Nimitz Technologies LLC, v. CNET Media, Inc., C.A. No. 21-1247-CFC, D.I. 34 at 98, 100 (D. Del. Nov. 27, 2023).
If you're not familiar with them, Mavexar appears to be an entity that recruits people to serve as the sole members of shell LLCs that assert patents. The recruited individuals may not fully understand what is going on, and may get something like 5-10% of the proceeds of the patent infringement suits in exchange for accepting all of the risk. It looks like Mavexar sets up the entities, hires the attorneys, and does the work of selecting targets and even drafting claim charts.
The opinion goes through exactly what these entities and attorneys did—at least, as far as the Court can tell from the factual record and their production, which was apparently full of holes.
In short, the attorneys acted as if they were attorneys for Mavexar and IP edge rather than their nominal clients (the LLCs asserting the patents). They generally didn't communicate with their clients until Chief Judge Connolly started pressing them, which was months after they had been asserting and settling these cases.

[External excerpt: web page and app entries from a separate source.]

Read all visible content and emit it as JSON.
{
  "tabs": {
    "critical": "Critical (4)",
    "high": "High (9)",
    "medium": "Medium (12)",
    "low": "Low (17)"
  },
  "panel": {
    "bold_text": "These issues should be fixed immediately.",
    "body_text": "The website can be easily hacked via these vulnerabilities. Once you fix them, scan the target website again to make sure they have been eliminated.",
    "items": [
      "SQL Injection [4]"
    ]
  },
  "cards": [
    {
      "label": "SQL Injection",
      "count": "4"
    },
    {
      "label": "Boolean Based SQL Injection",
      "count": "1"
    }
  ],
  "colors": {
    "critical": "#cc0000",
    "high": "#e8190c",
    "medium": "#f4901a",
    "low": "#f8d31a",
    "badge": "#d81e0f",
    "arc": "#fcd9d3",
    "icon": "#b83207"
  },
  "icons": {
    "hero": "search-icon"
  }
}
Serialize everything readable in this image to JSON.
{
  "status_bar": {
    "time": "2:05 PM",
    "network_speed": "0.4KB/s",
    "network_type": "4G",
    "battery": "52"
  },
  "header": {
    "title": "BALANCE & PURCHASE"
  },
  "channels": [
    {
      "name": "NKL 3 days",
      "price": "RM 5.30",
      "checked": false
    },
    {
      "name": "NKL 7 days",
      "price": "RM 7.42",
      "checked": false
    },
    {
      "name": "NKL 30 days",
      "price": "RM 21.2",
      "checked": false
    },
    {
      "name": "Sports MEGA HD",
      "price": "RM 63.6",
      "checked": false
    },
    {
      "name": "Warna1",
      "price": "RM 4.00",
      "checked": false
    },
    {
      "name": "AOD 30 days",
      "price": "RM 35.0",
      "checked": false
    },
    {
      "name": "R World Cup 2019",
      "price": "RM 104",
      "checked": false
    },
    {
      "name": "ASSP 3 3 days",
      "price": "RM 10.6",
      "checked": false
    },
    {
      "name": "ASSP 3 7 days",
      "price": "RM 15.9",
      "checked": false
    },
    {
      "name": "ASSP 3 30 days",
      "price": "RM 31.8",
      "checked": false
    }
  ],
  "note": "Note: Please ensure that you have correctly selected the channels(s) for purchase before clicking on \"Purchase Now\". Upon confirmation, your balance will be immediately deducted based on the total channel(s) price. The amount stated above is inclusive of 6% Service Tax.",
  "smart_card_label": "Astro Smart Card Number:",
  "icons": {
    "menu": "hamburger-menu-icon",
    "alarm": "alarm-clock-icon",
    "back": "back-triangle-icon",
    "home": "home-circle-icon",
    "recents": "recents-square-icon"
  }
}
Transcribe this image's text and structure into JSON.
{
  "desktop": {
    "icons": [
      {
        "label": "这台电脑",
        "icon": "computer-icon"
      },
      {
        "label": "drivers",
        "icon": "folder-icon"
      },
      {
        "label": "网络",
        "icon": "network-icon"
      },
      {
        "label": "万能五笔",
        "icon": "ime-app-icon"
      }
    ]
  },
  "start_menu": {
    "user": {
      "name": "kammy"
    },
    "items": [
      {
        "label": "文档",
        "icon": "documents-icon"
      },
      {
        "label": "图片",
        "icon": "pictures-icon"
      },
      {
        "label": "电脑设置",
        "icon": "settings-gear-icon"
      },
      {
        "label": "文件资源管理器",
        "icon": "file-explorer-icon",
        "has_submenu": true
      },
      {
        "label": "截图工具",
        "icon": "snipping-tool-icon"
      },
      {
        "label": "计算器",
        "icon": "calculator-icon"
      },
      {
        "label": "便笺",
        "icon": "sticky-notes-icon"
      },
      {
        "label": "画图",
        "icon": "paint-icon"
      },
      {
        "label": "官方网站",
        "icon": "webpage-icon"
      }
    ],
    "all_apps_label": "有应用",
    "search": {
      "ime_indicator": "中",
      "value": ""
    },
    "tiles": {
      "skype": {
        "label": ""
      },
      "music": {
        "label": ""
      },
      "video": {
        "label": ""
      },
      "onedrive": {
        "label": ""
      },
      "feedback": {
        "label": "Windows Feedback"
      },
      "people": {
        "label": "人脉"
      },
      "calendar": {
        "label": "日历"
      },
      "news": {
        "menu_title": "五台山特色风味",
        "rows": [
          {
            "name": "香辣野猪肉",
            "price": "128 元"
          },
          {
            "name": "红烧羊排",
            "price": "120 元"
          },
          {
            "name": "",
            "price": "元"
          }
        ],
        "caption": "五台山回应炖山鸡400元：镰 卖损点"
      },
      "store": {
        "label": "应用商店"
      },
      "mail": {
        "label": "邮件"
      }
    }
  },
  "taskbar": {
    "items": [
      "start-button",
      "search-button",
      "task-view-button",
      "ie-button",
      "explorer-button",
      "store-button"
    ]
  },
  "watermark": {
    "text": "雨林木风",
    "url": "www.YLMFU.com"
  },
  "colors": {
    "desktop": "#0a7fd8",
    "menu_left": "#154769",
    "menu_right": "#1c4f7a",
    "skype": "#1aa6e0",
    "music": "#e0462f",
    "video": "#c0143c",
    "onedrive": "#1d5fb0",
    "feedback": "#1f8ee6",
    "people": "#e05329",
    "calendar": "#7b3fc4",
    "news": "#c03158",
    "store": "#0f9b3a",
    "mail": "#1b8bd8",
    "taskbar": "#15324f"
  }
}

Instead, the Court describes how they worked almost exclusively with Mavexar / IP Edge employees. Given that Mavexar ...